Extracted records
###

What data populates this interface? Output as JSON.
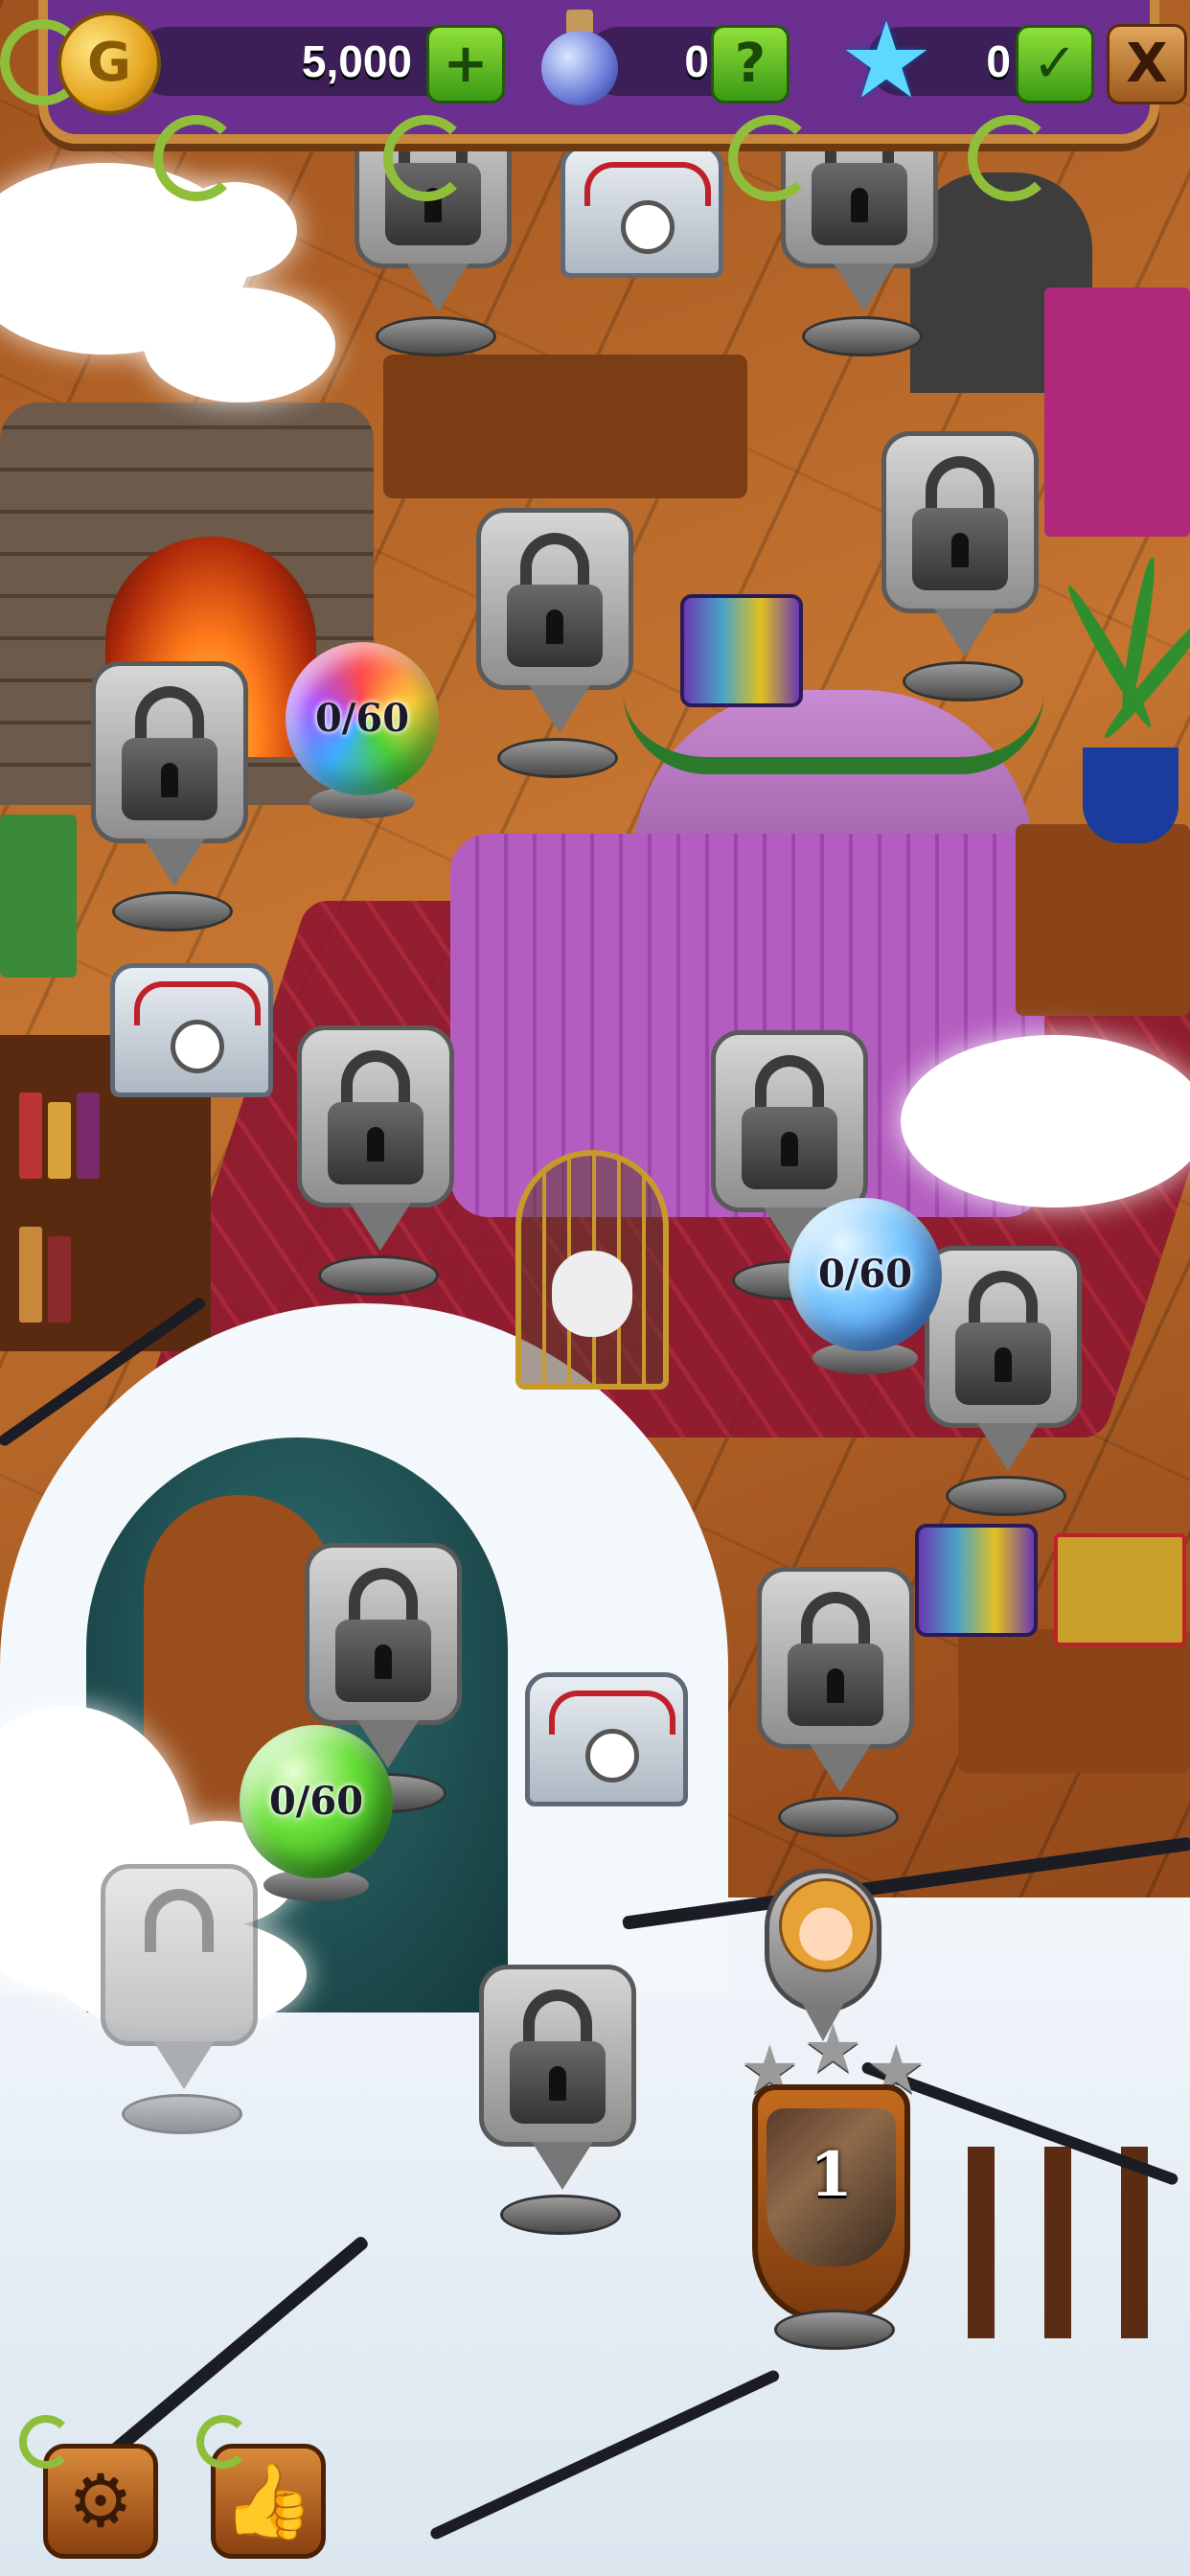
{
  "hud": {
    "coins": "5,000",
    "coin_symbol": "G",
    "add_coins_symbol": "+",
    "potions": "0",
    "potion_help_symbol": "?",
    "stars": "0",
    "stars_check_symbol": "✓",
    "close_symbol": "X"
  },
  "map": {
    "orb_rainbow_label": "0/60",
    "orb_blue_label": "0/60",
    "orb_green_label": "0/60",
    "current_level_number": "1"
  },
  "bottom_bar": {
    "settings_icon": "gear-icon",
    "like_icon": "thumbs-up-icon"
  },
  "colors": {
    "hud_background": "#6a2f8f",
    "hud_frame": "#c9893c",
    "action_green": "#3a9a14"
  }
}
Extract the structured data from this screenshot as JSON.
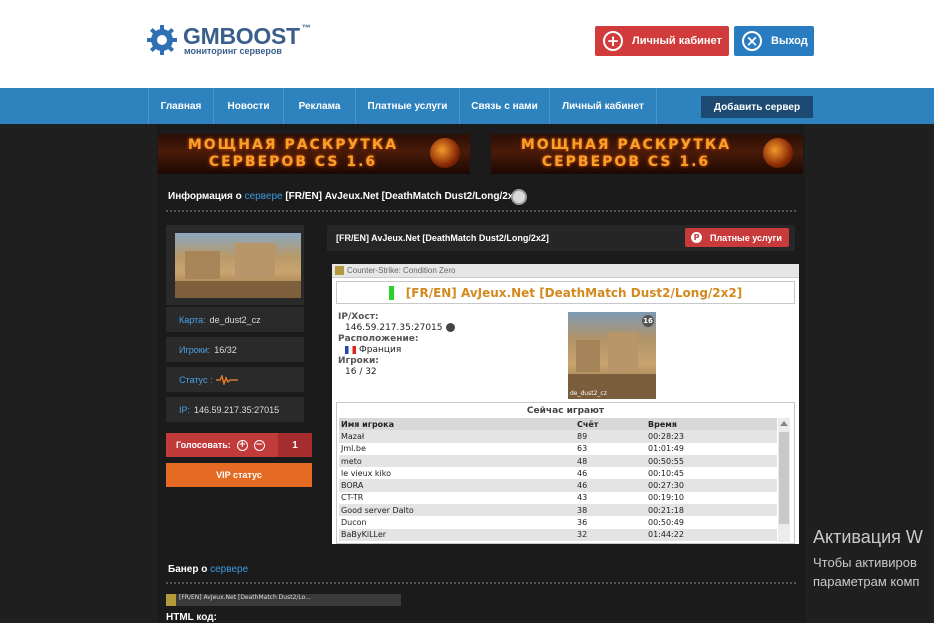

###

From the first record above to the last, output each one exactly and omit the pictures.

What data populates this interface? Output as JSON.
{
  "hud": {
    "coins": "5,000",
    "coin_symbol": "G",
    "add_coins_symbol": "+",
    "potions": "0",
    "potion_help_symbol": "?",
    "stars": "0",
    "stars_check_symbol": "✓",
    "close_symbol": "X"
  },
  "map": {
    "orb_rainbow_label": "0/60",
    "orb_blue_label": "0/60",
    "orb_green_label": "0/60",
    "current_level_number": "1"
  },
  "bottom_bar": {
    "settings_icon": "gear-icon",
    "like_icon": "thumbs-up-icon"
  },
  "colors": {
    "hud_background": "#6a2f8f",
    "hud_frame": "#c9893c",
    "action_green": "#3a9a14"
  }
}
Extract the structured data from this screenshot as JSON.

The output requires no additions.